Hours: Mon-Sat 10am-9pm, Sun 11am-7pm

In Short
This compact orange-and-white A-frame has just a couple of stools at the window for seating, plus outdoor picnic tables during warm weather. Folks don't mind waiting for David Berg hot dogs--shorter and plumper than Vienna Beef, and steamed, not grilled. The basic dog gets mustard, chopped onion, pickle relish, tomato and peppers. Also available are chili cheese dogs, Polish sausages, grilled burgers, chicken sandwiches and Italian beef; all served with long, thin fries.

Sunday, August 12, 2007

History of the Chicago Hot Dog
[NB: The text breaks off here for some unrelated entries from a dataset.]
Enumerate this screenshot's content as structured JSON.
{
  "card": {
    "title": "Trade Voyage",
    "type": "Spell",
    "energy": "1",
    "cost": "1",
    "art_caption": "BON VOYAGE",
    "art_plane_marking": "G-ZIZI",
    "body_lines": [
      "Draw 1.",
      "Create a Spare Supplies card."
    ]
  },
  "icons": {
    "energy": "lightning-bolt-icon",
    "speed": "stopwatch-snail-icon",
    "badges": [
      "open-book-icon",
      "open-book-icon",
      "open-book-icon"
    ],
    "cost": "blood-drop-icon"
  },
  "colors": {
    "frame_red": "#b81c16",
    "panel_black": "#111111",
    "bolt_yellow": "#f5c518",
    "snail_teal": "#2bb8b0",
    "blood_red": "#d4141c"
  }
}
The "Chicago Style" hot dog got its start from street cart hot dog vendors during the hard times of the Great Depression. Money was scarce, but business was booming for these entrepreneurs who offered a delicious hot meal on a bun for only a nickel. The famous Chicago Style Hot Dog was born! They'd start with a Vienna Beef hot dog, nestle it in a steamed poppyseed bun and cover it with a wonderful combination of toppings: yellow mustard, bright green relish, fresh chopped onions, juicy red tomato wedges, a kosher-style pickle spear, a couple of spicy sport peppers and finally, a dash of celery salt. This unique hot dog creation with a "salad on top" and its memorable interplay of hot and cold, crisp and soft, sharp and smooth, became America's original fast food and a true Chicago institution.